Yesterday we spoke in an article about the recent changes to the popular Unity engine’s pricing structure and some of the revolt it caused in the game development community. Well.. the fire shows no sign of dying down.
In fact, recent developments have put the concerns of mobile developers into sharper focus particularly.
Mediation Platforms And What They Do
According to a report from mobilegamer.biz, Unity is allegedly planning to offer a waiver of its controversial Runtime Fee to developers that use its own ad mediation platform, LevelPlay.
What’s a mediation platform? It’s a means of managing ads within games, which automates a lot of the process for developers and forms a link between developers and ad networks.
These platforms can be pretty important in terms of how much money games with in-game ads are likely to make, so developers have every reason to be picky.

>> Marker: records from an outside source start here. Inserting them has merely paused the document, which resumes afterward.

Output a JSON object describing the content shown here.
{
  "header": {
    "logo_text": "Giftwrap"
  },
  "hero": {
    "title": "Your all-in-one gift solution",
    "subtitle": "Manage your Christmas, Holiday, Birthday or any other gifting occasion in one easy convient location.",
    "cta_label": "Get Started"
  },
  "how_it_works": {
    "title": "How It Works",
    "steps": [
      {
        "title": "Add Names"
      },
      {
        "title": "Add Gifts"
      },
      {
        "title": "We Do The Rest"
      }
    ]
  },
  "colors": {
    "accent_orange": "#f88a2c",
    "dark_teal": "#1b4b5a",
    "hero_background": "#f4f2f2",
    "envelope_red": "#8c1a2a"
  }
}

It appears this move may have had the opposite of its intended effect though.
Many Mobile Devs Voice Their Objections
An open letter signed by a number of developers and publishers, including Whiteout Survival devs Century Games, Azur Games, and hypercasual publisher Ducky, announced their intent to turn off Unity Ads on their work, and keep them off until Unity reconsiders the decisions.
The letter also encourages others to do the same.
This news came while some of Unity’s offices in the US sit closed due to potential threats to the safety of the employees. It’s always worth mentioning that most of the employees at Unity have no influence on the wider decisions by the company, and even if they did, threatening them isn’t a great move.
So where are things going from here? As of writing, Unity has yet to show any sign of changing the core of its stance. The official Twitter released a statement to deal with some potential questions about the policy.
The post included announcing that repeat installs would not cause repeat charges, and illegitimate installs would also not attract a fee, though how these would be determined is yet unclear.
So, the revolt shows little sign of slowing down. We’ll keep an eye on this one, and let you know of any major developments.